Smithfield Foods said in its F1Q statement that favorable grain hedges should lead to lower hog-production expenses for raising hogs than the industry average as the US drought has sent feed costs up sharply.
"Suddenly our hedge positions make us look like we were all geniuses," CEO C. Larry Pope said during the conference call.
"I promise you we were not.
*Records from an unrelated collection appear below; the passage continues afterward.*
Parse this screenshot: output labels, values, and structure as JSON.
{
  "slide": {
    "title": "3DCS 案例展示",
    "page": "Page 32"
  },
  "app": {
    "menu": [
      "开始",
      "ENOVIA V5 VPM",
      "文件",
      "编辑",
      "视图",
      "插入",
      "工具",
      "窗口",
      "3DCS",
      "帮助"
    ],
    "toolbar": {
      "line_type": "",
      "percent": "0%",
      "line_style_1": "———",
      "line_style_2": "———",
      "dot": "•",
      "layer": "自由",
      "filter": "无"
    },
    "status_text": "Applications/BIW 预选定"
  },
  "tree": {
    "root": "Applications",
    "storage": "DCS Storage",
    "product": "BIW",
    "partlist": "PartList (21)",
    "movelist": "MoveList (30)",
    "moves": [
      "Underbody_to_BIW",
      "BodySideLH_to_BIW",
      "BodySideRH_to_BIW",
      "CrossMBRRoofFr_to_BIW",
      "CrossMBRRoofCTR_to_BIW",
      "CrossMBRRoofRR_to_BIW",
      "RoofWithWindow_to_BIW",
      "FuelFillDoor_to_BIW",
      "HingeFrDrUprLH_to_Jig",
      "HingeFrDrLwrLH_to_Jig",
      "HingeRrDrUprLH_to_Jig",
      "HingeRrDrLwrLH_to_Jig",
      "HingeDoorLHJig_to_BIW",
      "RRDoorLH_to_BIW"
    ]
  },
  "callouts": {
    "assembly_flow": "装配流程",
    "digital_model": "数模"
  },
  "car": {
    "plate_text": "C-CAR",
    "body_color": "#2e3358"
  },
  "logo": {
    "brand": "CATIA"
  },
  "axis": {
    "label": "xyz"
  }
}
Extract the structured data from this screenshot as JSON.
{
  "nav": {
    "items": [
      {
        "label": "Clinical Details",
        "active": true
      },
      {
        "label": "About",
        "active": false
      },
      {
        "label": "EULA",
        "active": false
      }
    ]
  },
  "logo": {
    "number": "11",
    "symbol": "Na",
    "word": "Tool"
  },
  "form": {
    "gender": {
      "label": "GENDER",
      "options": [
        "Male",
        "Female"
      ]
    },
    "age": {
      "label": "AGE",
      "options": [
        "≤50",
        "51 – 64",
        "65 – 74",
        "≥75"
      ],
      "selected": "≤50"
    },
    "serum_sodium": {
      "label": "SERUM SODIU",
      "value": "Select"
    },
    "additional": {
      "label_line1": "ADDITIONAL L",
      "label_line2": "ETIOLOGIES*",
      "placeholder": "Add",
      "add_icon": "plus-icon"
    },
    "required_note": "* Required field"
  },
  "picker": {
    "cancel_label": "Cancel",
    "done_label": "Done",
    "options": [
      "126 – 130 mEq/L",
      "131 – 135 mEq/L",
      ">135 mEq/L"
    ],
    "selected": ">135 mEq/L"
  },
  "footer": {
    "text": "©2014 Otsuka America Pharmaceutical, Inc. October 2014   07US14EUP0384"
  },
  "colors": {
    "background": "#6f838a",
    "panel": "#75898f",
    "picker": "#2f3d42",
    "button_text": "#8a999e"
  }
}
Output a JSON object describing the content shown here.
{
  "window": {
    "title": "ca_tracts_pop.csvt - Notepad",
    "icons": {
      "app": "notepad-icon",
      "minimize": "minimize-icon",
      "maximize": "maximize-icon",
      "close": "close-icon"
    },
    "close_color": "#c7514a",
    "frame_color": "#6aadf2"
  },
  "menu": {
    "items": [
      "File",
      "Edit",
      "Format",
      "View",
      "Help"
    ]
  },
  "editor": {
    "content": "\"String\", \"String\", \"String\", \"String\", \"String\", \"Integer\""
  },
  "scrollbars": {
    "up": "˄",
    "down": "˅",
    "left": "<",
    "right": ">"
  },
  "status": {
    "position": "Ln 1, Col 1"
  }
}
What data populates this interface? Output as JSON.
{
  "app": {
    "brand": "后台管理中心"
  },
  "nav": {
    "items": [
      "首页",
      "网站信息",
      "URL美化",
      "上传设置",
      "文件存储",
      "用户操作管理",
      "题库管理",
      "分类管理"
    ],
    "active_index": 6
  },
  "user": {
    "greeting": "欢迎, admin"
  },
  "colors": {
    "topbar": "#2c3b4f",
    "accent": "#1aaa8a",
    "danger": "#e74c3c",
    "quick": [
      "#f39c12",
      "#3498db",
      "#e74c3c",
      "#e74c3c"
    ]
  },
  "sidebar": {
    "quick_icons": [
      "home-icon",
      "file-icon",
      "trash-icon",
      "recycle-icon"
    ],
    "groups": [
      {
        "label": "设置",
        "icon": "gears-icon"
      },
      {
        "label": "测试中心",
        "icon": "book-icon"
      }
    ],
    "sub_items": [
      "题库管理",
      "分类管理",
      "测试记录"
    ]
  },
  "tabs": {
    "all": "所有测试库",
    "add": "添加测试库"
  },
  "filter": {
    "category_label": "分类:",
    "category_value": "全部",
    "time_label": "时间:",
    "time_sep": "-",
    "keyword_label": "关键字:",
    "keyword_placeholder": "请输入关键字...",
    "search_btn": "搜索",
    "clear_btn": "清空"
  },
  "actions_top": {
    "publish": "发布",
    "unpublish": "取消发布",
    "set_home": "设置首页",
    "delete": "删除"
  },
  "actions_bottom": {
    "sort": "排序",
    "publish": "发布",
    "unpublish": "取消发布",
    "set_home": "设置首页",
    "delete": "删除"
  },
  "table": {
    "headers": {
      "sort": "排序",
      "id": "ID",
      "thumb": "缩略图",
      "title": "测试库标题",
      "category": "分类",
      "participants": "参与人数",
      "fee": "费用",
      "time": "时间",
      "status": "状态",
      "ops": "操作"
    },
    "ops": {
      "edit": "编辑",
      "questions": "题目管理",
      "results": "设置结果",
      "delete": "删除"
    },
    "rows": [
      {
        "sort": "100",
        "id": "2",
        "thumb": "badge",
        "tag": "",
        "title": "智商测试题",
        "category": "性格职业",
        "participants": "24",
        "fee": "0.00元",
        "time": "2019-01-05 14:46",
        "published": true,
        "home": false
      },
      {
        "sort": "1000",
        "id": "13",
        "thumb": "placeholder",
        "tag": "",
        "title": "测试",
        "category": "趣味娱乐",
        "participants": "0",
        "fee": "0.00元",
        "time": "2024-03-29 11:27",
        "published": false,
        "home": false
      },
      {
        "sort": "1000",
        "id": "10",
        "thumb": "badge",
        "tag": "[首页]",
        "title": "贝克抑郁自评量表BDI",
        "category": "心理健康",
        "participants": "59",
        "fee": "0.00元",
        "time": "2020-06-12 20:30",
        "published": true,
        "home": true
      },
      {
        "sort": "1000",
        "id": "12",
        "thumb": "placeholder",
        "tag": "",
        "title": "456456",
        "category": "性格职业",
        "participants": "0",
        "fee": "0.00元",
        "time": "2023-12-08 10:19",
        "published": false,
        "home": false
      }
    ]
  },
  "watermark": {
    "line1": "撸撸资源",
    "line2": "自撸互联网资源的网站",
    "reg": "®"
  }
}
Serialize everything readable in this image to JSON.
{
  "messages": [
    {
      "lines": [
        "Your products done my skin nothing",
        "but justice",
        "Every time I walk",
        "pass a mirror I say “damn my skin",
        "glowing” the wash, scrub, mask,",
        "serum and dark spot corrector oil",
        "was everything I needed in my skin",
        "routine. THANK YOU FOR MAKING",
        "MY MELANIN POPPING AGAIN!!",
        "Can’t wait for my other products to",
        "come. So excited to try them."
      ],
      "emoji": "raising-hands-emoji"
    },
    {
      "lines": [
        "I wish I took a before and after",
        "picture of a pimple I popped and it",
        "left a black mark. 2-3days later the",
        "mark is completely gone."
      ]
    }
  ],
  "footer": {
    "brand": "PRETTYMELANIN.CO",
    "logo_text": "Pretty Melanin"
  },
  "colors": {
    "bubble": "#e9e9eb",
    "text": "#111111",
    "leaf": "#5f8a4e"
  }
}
We can't predict the future and don't try."
Smithfield also sees gains from its move to build up its packaged-food business--profit jumped 29% amid a 4% volume increase, Pope added.
"We continue to believe that we still have significant upward potential in this business," he said.
But overall earnings slumped 25% amid weakness elsewhere at the company.
Shares are up 1.5% at $19.60 after trading lower in premarket action.